### Work required:
Each line that contains "title" needs to be copied from the listing.

### Entries shown:

• • • • • • •

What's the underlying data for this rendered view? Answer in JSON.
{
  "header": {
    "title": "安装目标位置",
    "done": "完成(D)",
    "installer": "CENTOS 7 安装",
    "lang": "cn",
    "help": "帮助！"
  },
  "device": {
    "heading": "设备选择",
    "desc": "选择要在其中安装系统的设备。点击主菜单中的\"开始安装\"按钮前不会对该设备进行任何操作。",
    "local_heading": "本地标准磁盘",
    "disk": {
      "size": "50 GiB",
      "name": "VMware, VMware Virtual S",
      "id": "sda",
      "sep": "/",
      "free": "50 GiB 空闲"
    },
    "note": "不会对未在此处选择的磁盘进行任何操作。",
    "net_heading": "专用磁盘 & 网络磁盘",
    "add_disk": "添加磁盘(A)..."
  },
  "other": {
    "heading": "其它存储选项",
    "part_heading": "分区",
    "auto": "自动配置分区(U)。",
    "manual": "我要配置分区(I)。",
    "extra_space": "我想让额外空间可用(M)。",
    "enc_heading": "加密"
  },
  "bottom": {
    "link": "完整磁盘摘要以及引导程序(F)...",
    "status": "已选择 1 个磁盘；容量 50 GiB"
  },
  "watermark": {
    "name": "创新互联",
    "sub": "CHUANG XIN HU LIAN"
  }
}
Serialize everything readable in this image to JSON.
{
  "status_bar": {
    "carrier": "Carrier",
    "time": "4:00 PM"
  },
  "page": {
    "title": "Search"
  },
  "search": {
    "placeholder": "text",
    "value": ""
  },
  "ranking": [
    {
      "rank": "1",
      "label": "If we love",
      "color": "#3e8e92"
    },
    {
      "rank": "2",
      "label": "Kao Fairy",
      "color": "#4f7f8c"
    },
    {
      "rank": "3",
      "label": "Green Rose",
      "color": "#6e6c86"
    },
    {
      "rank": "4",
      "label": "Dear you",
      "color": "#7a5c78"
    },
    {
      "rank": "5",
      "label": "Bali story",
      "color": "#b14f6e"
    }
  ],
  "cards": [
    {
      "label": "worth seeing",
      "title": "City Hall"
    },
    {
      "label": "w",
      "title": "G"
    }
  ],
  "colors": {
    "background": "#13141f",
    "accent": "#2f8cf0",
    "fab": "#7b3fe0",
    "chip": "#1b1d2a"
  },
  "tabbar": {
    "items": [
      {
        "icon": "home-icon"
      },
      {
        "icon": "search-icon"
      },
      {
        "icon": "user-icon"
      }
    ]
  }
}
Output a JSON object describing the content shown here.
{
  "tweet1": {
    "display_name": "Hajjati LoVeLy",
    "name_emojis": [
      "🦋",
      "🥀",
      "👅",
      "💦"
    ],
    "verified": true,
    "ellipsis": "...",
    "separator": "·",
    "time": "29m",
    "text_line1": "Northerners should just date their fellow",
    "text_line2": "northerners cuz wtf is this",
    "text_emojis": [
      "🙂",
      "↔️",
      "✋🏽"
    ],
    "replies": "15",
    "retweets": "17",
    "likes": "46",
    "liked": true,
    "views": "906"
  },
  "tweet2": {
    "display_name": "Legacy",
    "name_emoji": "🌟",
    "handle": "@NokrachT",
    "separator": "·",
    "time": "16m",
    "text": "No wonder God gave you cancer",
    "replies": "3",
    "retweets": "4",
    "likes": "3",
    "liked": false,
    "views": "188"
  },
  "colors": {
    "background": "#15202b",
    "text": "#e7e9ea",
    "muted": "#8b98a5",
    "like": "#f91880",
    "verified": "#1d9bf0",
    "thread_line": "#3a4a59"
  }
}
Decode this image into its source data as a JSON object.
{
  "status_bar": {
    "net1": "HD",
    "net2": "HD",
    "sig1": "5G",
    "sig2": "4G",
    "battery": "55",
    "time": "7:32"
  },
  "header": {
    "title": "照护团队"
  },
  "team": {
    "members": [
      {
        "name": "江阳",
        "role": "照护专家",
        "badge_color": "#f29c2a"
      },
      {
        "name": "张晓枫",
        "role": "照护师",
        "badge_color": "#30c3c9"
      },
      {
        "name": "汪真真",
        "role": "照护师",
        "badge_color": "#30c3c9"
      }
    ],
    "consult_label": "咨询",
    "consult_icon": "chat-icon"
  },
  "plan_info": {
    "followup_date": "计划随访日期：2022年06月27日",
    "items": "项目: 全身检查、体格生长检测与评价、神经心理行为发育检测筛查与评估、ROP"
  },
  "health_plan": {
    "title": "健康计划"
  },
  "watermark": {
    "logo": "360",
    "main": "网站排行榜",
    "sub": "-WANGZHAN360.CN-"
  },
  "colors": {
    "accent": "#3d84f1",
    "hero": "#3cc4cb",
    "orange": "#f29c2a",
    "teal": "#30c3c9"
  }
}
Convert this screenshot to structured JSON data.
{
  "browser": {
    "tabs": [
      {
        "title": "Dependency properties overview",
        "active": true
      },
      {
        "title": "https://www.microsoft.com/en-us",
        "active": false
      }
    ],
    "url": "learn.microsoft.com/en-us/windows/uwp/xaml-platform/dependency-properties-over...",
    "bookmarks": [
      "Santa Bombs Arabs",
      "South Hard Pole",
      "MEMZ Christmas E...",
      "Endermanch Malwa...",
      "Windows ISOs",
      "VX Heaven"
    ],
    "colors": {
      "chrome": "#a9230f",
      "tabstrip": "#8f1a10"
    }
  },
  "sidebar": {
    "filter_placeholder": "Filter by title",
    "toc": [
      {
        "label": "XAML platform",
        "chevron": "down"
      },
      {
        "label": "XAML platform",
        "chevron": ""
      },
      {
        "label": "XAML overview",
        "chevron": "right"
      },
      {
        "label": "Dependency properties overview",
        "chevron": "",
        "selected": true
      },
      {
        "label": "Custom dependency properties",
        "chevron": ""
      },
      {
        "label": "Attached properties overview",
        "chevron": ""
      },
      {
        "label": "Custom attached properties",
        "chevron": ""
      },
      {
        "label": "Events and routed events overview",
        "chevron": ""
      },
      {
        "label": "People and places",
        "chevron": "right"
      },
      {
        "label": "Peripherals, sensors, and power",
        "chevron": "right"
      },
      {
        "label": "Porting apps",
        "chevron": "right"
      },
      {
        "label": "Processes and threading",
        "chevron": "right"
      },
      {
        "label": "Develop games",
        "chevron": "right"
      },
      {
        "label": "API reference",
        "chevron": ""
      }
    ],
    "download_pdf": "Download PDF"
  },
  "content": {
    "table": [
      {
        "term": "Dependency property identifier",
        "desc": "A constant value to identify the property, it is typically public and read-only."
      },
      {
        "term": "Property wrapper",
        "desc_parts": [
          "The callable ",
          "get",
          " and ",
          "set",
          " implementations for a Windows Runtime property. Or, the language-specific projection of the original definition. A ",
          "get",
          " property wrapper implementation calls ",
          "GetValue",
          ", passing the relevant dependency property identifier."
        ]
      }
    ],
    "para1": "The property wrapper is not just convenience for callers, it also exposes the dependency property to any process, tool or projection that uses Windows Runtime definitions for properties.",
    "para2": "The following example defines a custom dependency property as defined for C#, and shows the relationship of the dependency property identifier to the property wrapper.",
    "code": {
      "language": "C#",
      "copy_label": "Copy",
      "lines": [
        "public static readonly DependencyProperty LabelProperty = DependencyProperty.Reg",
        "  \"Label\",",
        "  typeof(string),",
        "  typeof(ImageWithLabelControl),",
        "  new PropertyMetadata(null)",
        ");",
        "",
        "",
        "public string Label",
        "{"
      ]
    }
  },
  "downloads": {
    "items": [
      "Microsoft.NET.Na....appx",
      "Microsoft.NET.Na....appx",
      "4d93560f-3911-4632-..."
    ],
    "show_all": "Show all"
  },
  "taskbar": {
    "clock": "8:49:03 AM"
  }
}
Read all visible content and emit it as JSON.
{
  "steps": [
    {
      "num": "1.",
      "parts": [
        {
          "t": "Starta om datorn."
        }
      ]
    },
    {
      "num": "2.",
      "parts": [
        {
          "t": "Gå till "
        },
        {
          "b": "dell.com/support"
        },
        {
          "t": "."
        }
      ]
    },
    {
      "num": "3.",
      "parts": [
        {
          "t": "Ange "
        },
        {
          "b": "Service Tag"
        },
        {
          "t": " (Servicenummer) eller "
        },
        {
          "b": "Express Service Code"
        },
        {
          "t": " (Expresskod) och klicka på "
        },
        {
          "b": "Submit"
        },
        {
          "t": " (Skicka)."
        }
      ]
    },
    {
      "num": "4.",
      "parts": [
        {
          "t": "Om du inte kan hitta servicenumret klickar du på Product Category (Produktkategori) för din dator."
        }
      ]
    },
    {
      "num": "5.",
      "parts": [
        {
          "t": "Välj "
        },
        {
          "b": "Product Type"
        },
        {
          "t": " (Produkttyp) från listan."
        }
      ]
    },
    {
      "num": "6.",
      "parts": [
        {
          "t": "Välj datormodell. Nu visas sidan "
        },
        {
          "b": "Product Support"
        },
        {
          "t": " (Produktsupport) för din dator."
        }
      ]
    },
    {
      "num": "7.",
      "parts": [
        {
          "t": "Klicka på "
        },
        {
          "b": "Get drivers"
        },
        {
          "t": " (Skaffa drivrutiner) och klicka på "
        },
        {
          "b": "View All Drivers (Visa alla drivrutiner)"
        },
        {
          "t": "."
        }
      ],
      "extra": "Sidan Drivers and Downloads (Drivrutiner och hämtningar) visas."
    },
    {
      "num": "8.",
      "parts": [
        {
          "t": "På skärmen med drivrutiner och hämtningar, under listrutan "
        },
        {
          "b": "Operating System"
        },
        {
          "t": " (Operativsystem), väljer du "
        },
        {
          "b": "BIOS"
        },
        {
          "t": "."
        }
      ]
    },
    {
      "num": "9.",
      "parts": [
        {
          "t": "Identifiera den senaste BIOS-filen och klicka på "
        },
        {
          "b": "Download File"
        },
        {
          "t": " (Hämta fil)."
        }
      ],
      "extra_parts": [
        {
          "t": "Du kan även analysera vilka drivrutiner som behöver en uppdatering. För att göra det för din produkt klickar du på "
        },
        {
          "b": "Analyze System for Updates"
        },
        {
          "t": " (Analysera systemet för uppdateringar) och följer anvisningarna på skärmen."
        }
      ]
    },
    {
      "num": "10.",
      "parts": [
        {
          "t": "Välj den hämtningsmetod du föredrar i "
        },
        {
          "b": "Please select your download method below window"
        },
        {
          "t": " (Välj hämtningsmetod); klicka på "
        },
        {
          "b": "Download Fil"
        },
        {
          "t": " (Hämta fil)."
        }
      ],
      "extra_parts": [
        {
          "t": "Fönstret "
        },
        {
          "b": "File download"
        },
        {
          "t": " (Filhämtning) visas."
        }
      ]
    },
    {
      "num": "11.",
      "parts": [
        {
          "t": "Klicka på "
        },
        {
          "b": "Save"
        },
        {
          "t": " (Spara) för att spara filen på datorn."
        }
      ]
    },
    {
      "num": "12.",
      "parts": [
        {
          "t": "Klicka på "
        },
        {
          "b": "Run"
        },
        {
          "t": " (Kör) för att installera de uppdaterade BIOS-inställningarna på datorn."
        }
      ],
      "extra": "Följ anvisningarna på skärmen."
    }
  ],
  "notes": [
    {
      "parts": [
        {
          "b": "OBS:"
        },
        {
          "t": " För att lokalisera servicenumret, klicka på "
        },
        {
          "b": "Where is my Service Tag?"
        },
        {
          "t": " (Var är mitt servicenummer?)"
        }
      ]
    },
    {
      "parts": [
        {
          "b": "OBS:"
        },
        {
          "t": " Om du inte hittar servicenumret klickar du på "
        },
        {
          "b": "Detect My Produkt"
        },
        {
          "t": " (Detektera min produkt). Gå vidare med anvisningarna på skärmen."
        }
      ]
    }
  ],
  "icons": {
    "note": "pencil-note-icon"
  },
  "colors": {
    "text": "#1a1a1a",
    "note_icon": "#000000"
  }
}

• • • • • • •

### Response to this exercise:
    "title": "安装目标位置",
    "title": "Search"
      "title": "City Hall"
      "title": "G"
    "title": "照护团队"
    "title": "健康计划"
        "title": "Dependency properties overview",
        "title": "https://www.microsoft.com/en-us",
    "filter_placeholder": "Filter by title",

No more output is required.